I’ve discovered one nasty habit in my current draft. I find I write things like: he “started to” walk, he “started to” jog, or he “began to” stroll. Thankfully, I find it easy with Scrivener to search these phrases and change the phrase to “he walked”, “he jogged” or “he strolled”. Not bad – around 20 times in 80000 words! Still, 20 times too much.
Another habit is using hear/heard too much. Often I find if I reevaluate the sentence where the hear/heard appears I realize the situation calls for “listen” instead.
I also use cliches without even realising it. Did you know “hands on” is a cliche?
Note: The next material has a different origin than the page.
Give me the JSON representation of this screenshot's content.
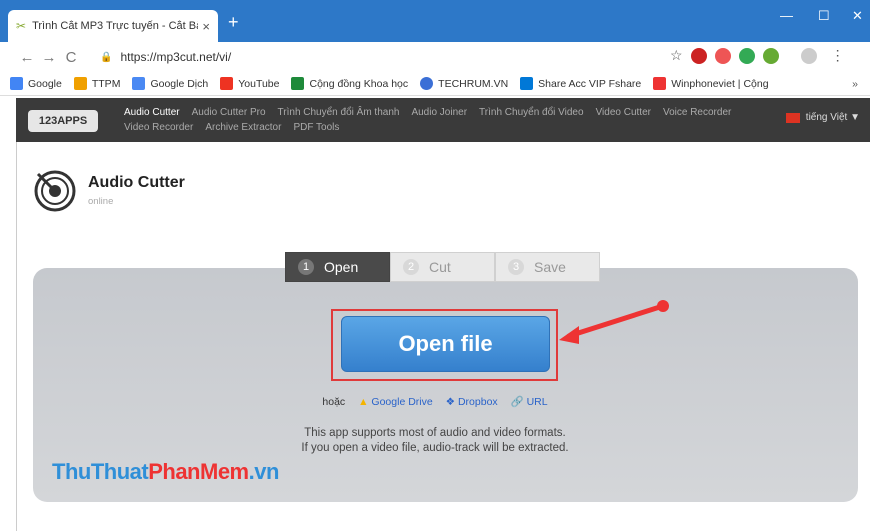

Without prowritingaid.com I wouldn’t even know I wrote with these nasty flaws but with it, I am able to see and eliminate these faults.
Hopefully, eliminating these faults will tighten my writing and help my voice shine. Obviously, with all faults, I make a judgement call whether eliminating the faults improves my story before I make changes.
I am naturally right handed but my right side is my weaker side (of course, nothing is easy! lol!). This is my first left-handed attempt when in hospital. Sorry, upside down photo. The alphabet and 1-10. You know, writing one handed is challenging – the paper always moves. I can’t hold it still so it tries escape just as I’m finishing a letter.
With no voice, no matter how much I tried, I communicated with my eyes and by looking at this board:
In my memoir is an unusual encounter with a kitten. This is the kitten:
I use a program called Scrivener, and it highlights the problems in my writing. One of my weaknesses are adverbs. When I first write a scene, they help describe the scene. In a first draft that’s fine because as Terry Prachett said: “The first draft is just telling yourself the story”.
I find Scrivener highlights the adverbs in my writing enables to see the problem areas. Highlighted, the adverbs stand out. either, I replace the adverbs with a more apt description and stretch my imagination. A rewarding task. Or I can delete because to delete declutters my words and makes my intending meaning clear. Also, a rewarding task. Either way, I consider whether the adverb is essential. On the rare occasion, it stays.
This is a short character sketch. Heads up – if you think a secret affair, you’d be wrong!
Tristan smiled back, assured, at his co-worker and they parted ways in the crisp, white corridor. If only he knew the truth, there is no way he could smile a goodbye. He’d escort his twisted arse – blue scrubs and all – out the hospital doors … never to return. Instead, his mop-haired co-worker allowed his lanky bod go with an innocent, parting smile. Tristan turned, nudged the horn rimmed glasses he didn’t need in place and a slow, lazy grin brightened his face as he made his way to the emergency rooms rubbing the engraved disk at his neck. The Emergency Rooms were the perfect place to hide his true identity.
Last night satisfied him like never before – what had it been? Was last night sweeter because the woman was his co-worker’s wife? He wanted that satisfaction again.
Tristan arrived at the emergency rooms as nurses bustled to the urgent bidding of doctors behind curtains.
“Tristan, over here,” yelled a doctor. “Get a bag A+ blood. Set up a transfusion. Quickly.”
Every fibre of his being fought the mischief of setting up an O negative transfusion instead, but he resisted. He wasn’t throwing away all he’d worked for. He hadn’t travelled half way across this world in this body, in the prime of its life, to upset the rare, exhilarating moments like last night.
The memory of last night kept him steady and he set up the A+ transfusion as asked. If he did as asked, then he’d blend and despite having to behave going against his very nature. Besides, he feared to lose the gift he’d been given. If anyone guessed his true identity, he’d become a lab rat if she didn’t destroy him first. For now, his fun needed to remain in the shadows and seem unconnected to him. Life was a prison controlled by the disk sealed around his neck and her.
Physios mumble I have tone and, over time, I’ve personally experienced what tone means to me. Imagine a steel rod and trying to bend the rod and the rod unintentionally resisting … that is tone to me. I don’t mean it, stiff tone automatically happens despite my wishing it would stop. Try bending my knee if I’m not ready and my leg will fight to stay straight. My leg can cooperate but I need to move into the right position and I need time for my thought, “relax”, to register with my brain. Move my leg too soon and you could break your biceps.
The best remedy I have found for my tone is hydrotherapy or cycling (the FES bike). I don’t like taking drugs. After either session the tone in my leg relaxes quicker and responds almost normal but that doesn’t last long. Within a few hours, my tone returns. No wonder I like keeping up rehab. Whether I like it or not, tone is a part of my life and this is how I manage it.